Posted by Leah Payne, LPE-I, LPC on Aug 9, 2018 9:28:58 AM
Leah Payne, LPE-I, LPC

With Leah Payne, LPE-I, LPC

 

I’d like to start off this post by sharing a little about myself. I work as a mental health counselor and I know that it is a lot to ask sometimes expecting people to walk into my office and share all their inner workings.

I’ve been in this for nearly a decade. I spent about 5 years within the local public school system, so I’ve spent lots of time talking through teenage drama, listening to angry kids, and guiding teens through anxiety or identity issues. 

I have a passion for listening to and guiding young people in the journeys and struggles as they discover, define, and decide who they are in this big, beautiful world.

However, I’m also a mom to two kids, so I understand both sides of the coin a bit. I get what parents go through in walking that walk with their children and understand that sometimes you make good decisions for young people who don’t understand or appreciate yet all that you do for them. I think most parents will agree, but my kids are like oxygen, they keep me going on the worst of days and when nothing else seems to.

All that being said, I feel that mental health and wellness continues to be stigmatized to an extent and often goes over looked. To me, mental health and emotional well-being are just as important to a being a whole person as physical health. If you are depressed, anxious, fearful of someone in your life, or denying your own basic needs, it’s hard to give yourself fully in relationships with others, get up to go to work, or get up in the morning ready to go about your day. An article I read this morning mentioned anxiety, which often coexists with depression and plays a part in many suicide efforts, as the number 1 mental disorder in the U.S. It also mentioned that between 1999 to 2016, suicide rates have escalated 30% across over half of the U.S.

Today, I’d like to end with just one tip. I think the most important practice for being mentally and emotionally sound IS to talk to someone. That someone does not necessarily need to be a counselor. Maybe your person is your spouse, your best friend, a co-worker, or your pew buddy. Find your person and start talking, even if it’s just to say, “I’m having a bad day, would you like to get a cup of coffee?”.

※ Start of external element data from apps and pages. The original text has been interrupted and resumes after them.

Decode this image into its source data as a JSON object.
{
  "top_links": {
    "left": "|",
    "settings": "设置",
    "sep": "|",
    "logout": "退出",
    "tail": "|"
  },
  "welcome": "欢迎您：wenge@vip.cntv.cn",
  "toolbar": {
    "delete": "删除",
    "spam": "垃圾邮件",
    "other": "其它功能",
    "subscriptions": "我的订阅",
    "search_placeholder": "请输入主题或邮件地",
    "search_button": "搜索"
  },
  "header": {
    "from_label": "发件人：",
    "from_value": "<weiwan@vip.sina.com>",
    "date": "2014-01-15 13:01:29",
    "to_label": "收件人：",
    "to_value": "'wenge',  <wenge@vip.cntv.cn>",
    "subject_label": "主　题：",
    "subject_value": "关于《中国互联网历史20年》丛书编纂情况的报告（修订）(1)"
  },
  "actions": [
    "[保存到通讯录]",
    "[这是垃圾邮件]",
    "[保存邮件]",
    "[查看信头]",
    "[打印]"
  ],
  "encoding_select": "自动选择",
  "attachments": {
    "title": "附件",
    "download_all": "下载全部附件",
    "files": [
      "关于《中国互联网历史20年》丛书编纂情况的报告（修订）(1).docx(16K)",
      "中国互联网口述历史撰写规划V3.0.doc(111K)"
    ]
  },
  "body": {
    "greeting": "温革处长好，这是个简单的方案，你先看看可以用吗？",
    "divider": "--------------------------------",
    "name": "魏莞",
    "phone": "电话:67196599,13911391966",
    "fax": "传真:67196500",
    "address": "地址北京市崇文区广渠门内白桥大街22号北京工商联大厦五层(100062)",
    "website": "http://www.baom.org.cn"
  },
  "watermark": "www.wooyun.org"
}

If you feel like you need someone to talk to, I’d love to listen.

 

Topics: Mental Health